What makes these savings bonds potentially interesting is that they are relatively low risk. Yes, certain stocks or riskier bonds may offer the prospect of higher returns, but they could lose money too and most would agree that current U.S. stock valuations are hardly cheap.
The outcomes for these bonds are more predictable. You should see a reasonable return without putting much at risk. If these bonds can pay you 3% now and maybe 5% in future, when the 10 year Treasury yields around 1.2% for comparison, then these savings bonds may be worth investigating.

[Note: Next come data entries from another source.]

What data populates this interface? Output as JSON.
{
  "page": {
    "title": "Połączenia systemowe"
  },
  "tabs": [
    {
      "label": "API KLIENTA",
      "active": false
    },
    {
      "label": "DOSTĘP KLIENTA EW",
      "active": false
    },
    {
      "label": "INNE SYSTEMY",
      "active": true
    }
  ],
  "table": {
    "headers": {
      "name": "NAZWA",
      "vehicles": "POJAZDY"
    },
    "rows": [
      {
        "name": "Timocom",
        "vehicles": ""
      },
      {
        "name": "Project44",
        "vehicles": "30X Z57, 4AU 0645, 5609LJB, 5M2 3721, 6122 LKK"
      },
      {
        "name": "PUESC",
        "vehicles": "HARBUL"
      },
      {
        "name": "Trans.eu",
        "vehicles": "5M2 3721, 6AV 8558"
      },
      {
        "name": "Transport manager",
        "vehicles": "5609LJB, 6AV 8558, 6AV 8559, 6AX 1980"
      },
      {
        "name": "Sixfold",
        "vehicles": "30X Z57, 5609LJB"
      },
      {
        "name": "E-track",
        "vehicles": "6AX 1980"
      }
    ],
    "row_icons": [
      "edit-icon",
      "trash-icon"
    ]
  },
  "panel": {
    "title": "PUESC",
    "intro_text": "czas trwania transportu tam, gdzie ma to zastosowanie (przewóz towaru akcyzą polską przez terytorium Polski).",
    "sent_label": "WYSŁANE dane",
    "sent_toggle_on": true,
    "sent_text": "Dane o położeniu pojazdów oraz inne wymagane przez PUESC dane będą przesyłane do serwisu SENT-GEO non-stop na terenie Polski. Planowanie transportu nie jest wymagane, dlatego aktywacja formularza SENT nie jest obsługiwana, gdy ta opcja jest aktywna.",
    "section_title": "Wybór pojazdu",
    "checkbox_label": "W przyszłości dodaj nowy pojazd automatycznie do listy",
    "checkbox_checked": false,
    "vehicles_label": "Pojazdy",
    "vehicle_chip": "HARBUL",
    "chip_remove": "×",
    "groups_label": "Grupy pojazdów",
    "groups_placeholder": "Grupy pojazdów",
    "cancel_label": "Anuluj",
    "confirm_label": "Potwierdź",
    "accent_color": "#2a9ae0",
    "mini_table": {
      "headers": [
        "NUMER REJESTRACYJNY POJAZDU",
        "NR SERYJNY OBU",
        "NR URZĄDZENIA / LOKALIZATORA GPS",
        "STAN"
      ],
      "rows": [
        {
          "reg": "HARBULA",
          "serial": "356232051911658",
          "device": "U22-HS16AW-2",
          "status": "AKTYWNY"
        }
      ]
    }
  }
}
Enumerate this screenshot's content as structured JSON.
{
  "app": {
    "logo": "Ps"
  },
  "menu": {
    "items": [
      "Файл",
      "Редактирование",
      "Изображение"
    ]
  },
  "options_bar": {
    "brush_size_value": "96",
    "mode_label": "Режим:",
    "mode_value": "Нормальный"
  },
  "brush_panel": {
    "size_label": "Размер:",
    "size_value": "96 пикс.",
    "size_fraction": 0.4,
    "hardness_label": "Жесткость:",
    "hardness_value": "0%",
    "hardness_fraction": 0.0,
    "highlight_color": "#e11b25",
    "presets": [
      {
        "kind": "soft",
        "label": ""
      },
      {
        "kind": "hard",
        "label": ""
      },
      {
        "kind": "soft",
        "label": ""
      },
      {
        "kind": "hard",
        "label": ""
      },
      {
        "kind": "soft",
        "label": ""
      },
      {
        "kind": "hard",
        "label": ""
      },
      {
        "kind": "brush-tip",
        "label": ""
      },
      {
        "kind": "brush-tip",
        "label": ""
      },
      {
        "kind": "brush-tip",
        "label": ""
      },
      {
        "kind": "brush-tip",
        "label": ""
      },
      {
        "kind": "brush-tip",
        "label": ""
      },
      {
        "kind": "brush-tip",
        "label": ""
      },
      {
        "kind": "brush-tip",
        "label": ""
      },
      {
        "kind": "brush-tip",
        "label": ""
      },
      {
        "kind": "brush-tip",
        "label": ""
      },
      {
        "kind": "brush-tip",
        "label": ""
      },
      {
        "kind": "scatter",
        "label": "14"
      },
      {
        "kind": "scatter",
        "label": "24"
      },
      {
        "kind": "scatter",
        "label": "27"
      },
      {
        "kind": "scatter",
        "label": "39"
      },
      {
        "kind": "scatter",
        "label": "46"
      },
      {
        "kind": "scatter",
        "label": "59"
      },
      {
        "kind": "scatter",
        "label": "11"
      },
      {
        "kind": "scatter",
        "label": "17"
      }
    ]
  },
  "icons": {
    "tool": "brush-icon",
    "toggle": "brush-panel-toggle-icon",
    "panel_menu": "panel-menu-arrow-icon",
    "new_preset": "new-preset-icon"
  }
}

However, do remember you will have to wade through the TreasuryDirect site to get them and there is a 3-month interest penalty for early withdrawal should you sell them within 5 years. If inflation proves transitory these may be an interesting short-term investment, but then payments may decline with inflation, but should inflation linger then these savings bonds may offer an even more attractive return and probably without too much potential risk